## Task data
-------
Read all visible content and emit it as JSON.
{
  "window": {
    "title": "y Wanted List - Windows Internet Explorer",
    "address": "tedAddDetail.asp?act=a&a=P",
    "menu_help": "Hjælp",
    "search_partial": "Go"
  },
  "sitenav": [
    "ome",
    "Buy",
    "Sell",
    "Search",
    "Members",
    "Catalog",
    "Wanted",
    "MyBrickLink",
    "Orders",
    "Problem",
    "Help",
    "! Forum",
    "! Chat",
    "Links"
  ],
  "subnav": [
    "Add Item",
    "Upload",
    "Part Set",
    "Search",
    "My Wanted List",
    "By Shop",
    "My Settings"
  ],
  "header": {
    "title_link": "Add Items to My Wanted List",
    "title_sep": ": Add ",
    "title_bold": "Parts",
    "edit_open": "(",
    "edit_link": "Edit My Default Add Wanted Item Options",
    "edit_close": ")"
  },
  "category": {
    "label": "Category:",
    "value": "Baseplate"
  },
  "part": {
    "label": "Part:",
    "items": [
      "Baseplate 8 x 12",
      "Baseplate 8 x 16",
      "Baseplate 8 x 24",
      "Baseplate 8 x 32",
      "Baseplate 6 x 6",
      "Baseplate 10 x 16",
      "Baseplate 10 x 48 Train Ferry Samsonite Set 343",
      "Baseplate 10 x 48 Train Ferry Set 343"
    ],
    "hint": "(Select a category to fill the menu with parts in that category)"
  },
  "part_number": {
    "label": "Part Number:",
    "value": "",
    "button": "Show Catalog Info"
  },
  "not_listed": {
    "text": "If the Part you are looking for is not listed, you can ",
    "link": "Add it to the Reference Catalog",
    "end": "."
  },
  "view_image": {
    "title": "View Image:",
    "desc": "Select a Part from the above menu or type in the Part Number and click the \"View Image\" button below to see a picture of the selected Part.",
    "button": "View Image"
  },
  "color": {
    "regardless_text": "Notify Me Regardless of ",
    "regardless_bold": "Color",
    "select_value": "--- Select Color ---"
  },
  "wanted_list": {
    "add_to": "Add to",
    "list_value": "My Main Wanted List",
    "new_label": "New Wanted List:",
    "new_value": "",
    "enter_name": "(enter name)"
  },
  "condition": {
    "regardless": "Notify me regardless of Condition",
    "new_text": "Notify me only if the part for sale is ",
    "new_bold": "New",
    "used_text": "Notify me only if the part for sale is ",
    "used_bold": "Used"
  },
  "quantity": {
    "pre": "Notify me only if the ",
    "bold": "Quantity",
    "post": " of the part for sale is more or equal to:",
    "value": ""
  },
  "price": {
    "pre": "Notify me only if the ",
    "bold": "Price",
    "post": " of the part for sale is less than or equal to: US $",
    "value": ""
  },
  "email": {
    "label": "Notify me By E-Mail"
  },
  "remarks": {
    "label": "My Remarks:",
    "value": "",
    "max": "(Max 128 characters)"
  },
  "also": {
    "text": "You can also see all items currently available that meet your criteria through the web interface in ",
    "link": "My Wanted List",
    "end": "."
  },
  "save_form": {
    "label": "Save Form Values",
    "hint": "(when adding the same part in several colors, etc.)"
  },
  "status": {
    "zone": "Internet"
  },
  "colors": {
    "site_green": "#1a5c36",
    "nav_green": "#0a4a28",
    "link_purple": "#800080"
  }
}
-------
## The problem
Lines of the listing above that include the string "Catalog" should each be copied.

## Solution below
    "Catalog",
    "button": "Show Catalog Info"
    "link": "Add it to the Reference Catalog",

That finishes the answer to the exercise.